The criticism came in a broad-based attack on Obama during a Sunday news program in which Cheney also disagreed with expanded White House involvement in the economy and denied that President Bush was responsible for the nation's financial ills. The White House did not comment.
Cheney has sharply questioned Obama before, but the latest attempt comes amid a chorus of Republican criticism that nonetheless has had little effect on Obama's popularity or his success in Congress.
Cheney contended that the key elements of the Bush administration's approach to terrorism were "absolutely essential" to what he described as its success in foiling subsequent plots after the Sept. 11, 2001, attacks. In particular, he said, it was crucial that the nation treat the fight against terrorism as a war rather than a law enforcement issue.
Since taking office, Obama has announced plans to eventually close the Guantanamo Bay, Cuba, detention facility; banned waterboarding, a simulated drowning technique used in interrogations; said he would require CIA interrogators to abide by rules in the Army Field Manual; and ordered the closure of secret intelligence interrogation sites.
"Now he is making some choices that, in my mind, will, in fact, raise the risk to the American people of another attack," Cheney said on CNN's "State of the Union."
Cheney said Obama was returning to the Clinton administration's approach of treating terrorism as a law enforcement matter rather than a "war." He warned that this would reduce the effectiveness of the U.S. response.
"They are very much giving up that center of attention and focus that's required," he said.
In addition, Cheney criticized the new administration's approach to business regulation and said Obama's plans to reform healthcare, energy and the environment constituted "one of the greatest expansions of federal control over the private economy, probably in the history of the republic."
He said he worried that the administration was using the economic crisis to justify an expansion of federal intervention.
Obama has said that he generally favors limited government but that he would take whatever steps are needed to ease the economic crisis.
Although he acknowledged that the economy Obama inherited was "difficult," Cheney said the Bush administration did not deserve the blame that Obama and other administration officials were directing its way. He called the downturn a "global problem" and argued that the Bush administration's effort to deal with a key ingredient -- the disarray in the government mortgage institutions Fannie Mae and Freddie Mac -- was blocked by Democratic committee chairmen in Congress.
The accusation represents a frequent Republican explanation for the financial crisis, although economic experts have described the reasons as more numerous and complex than the problems at the two government-backed mortgage giants.
Cheney said he was satisfied with Obama's plans to gradually withdraw U.S. combat troops from Iraq. He said Obama appeared to be heeding the advice of Army Gen. Raymond T. Odierno, the senior military commander in Iraq, and had "modified" the plans for a rapid drawdown that he had laid out in the campaign.

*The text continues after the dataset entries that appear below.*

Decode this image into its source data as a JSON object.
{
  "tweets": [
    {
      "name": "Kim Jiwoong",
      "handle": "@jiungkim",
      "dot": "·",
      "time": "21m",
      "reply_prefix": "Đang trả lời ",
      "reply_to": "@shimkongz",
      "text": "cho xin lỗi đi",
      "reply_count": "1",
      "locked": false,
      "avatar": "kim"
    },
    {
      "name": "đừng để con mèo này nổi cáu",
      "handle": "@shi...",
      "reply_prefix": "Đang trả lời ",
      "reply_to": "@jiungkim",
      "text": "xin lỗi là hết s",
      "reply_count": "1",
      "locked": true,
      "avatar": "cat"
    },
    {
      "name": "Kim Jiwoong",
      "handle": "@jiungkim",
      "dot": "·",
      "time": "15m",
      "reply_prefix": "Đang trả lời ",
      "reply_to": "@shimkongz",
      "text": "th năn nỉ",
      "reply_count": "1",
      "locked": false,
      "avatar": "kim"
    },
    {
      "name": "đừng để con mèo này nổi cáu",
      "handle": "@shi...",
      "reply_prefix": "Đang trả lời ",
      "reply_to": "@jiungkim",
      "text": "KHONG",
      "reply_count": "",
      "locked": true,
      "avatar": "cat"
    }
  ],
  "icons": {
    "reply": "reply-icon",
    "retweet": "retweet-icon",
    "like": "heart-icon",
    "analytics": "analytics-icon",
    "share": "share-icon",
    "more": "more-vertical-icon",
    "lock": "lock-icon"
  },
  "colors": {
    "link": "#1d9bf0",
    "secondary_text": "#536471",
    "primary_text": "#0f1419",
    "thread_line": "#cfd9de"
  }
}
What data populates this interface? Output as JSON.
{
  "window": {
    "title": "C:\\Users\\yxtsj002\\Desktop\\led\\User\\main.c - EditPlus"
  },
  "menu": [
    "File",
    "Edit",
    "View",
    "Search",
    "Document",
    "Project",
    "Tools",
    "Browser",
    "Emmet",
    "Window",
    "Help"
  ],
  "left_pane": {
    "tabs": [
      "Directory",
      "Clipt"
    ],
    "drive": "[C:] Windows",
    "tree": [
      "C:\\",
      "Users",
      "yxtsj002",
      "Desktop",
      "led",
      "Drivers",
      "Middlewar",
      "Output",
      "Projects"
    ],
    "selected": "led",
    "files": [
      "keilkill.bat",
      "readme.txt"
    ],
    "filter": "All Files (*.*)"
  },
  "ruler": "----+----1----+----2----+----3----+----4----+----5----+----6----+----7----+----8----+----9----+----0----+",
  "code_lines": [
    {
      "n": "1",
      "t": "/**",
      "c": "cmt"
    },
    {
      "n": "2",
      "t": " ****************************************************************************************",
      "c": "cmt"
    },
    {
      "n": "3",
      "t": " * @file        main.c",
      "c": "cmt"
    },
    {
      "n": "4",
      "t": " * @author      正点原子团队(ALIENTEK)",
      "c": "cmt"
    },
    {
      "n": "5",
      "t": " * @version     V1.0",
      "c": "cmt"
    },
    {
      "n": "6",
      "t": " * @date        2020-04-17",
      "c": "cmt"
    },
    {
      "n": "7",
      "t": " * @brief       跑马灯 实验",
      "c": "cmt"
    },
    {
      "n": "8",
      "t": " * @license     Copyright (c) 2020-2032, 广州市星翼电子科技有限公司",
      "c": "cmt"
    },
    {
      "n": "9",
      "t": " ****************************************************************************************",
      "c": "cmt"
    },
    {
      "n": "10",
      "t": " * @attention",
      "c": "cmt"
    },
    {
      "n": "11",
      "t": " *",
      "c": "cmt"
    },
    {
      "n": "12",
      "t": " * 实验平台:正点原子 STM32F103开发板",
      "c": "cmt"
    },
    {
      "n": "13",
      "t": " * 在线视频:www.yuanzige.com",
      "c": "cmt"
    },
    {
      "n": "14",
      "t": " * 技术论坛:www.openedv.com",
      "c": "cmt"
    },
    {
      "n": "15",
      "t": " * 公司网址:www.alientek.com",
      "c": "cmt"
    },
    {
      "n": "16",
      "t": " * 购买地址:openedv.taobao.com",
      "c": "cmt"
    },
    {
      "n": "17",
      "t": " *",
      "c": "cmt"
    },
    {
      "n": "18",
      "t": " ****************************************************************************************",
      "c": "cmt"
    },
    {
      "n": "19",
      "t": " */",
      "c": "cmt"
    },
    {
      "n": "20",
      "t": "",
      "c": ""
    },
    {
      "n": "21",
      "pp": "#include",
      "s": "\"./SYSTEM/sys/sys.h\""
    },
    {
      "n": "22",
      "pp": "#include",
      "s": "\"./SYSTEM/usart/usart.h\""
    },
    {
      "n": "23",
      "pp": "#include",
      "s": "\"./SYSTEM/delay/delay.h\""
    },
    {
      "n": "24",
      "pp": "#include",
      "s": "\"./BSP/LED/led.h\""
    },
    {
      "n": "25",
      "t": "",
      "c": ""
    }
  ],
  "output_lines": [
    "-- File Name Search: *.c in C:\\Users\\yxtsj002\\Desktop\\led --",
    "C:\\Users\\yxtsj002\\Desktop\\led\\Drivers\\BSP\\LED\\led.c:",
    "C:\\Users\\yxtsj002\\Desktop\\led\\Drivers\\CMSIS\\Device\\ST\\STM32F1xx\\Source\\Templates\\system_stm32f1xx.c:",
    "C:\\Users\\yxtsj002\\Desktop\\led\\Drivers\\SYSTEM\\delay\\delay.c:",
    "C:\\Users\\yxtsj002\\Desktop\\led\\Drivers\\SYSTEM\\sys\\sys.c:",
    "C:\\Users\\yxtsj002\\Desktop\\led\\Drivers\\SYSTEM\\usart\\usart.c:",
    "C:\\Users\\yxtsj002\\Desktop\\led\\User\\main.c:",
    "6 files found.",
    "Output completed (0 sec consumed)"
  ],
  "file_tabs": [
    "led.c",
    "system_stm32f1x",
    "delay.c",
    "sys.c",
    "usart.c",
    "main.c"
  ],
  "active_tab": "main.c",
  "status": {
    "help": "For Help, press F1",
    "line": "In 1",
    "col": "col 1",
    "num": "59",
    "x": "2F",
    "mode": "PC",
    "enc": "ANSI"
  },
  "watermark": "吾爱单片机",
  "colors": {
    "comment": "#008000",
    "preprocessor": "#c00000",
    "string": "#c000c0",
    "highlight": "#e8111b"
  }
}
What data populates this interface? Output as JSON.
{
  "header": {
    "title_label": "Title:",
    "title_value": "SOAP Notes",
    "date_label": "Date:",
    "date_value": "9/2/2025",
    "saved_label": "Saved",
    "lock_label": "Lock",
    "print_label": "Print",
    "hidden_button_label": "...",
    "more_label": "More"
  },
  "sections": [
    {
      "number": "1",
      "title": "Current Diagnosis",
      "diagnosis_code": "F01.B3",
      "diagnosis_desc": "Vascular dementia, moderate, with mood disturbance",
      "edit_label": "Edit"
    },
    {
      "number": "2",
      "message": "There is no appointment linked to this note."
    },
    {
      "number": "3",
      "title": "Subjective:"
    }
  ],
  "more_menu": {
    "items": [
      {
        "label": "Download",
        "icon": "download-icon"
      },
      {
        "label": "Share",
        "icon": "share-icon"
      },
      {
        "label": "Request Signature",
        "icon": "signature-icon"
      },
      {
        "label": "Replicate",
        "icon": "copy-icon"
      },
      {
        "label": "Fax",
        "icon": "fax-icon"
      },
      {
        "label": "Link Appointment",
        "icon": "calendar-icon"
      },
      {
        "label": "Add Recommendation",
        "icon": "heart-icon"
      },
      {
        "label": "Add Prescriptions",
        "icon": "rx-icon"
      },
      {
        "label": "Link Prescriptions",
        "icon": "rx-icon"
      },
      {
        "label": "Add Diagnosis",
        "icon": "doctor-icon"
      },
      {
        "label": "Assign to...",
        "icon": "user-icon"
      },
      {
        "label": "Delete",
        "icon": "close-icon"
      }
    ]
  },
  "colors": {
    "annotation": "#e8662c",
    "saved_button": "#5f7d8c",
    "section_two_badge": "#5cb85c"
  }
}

Cheney declined to describe his confrontation with Bush in the final days of the administration over Bush's unwillingness to pardon former Cheney Chief of Staff I. Lewis "Scooter" Libby.
Libby was convicted of perjury and obstructing justice in the Valerie Plame-CIA leak investigation. Bush did, however, commute Libby's 30-month prison term nearly a month after the sentencing in 2007.
But Cheney said he might reveal details in the memoir he plans to write about his decades in government.
"No, Rush is a good friend," he said. "I love him. I think he does great work and has for years."
A succession of Republicans, including new National Committee Chairman Michael S. Steele, has criticized Limbaugh, then apologized amid a conservative backlash.
Limbaugh says he wants Obama to fail and has challenged the president to a debate on his radio show.
"I'd pay to see that," Cheney said.